The memorable monumental entrance gallery, whose concrete structures have been restored for the first time in half a century, have also undergone tremendous transformations, reports Latvian Radio.
The heavy grating door leads to the memorial more than a hundred meters long inside the entrance gallery. On its outer walls - the familiar inscription "Behind these gates is only the earth", but what were previously only empty walls are now complemented by a concentrated message about the history of the Salaspils camp.
The tragic story of Salaspils camp is now "highlighted and easier to see" says museum director Zigmars Gailis.
The first floor exposition tells about the history of the formation of the camp and about the various prisoners' groups passing through Salaspils camp from 1941 to 1944. "Throughout the exposition, starting from the 2nd floor, there are glass stands with different prisoners' stories, memories of their time at the Salaspils camp," says Gailis.
The biggest changes since autumn, when the Latvian Radio visited the Salaspils Memorial to mark 50 years since its establishment are on the second floor gallery. The gray concrete walls are complemented by a timeline story about the creation of a memorial itself, which in the past was an untold story.
On the third floor, overlooking the monumental concrete sculptures of the Salaspils Memorial, the symbolic explanation of each sculpture and the context of the time of its creation can also be read.

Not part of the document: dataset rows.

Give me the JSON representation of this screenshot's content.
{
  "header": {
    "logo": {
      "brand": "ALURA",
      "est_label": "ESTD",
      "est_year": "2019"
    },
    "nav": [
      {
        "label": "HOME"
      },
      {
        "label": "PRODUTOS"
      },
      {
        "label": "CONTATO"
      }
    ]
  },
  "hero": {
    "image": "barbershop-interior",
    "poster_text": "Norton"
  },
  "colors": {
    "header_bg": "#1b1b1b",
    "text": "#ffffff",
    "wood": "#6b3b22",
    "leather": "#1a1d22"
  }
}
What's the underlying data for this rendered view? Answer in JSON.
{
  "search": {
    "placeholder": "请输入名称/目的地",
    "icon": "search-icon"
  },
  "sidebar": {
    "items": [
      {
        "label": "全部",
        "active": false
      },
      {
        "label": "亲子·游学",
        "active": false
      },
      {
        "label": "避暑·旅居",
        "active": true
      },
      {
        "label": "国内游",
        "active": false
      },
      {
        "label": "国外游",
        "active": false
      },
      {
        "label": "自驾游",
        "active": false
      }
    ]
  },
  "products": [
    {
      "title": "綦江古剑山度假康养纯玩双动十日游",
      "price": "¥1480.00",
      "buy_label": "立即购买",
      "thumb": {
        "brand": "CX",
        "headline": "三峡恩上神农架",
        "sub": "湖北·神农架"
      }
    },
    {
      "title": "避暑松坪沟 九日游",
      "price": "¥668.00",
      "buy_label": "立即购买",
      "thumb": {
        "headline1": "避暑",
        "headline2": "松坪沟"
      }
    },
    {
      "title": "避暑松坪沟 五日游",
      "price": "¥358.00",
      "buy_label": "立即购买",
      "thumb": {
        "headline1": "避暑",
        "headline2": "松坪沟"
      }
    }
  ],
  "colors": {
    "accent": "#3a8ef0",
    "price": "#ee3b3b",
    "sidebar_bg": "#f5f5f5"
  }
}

At the end of the gallery there is a symbolic camp barracks, but on the outside, a bit away from the memorial - a glass plate with the former location of the Nazi camp.
"The work was quite major in both the repairs and the exposition parts. But the result, especially for the repairs, is not even noticeable at times. The new roofing and flooring is, in my opinion, so organically integrated into the existing ensemble that a lot of things slip past the simple eye of the observer," says the director of the museum.
The restoration work was led by architect Līga Gaile, but the new exposition is based on the definitive study of historian Uldis Neiburgs and his colleagues who worked on uncovering the history of Salaspils camp for more than a decade. You can read about his groundbreaking work in a previous LSM story HERE.
The Salaspils camp is a painful but important opportunity to explain the history of Latvia in the 20th century in an international context, as both Latvian Jews and political prisoners, plus prisoners from different countries came to and through this camp, and in the end, the German prisoners of war themselves.
"It all merges into a common story, and I think it will be very important for the future so that the memorial fulfills the function of helping us better understand the various issues of history, rather than simply opposing different groups of society to each other," says Neiburgs.
The exhibition is open to visitors from 10:00 to 15:00 in winter and 10:00 to 17:00 in summer. Details of its location and surrounding area can be viewed HERE.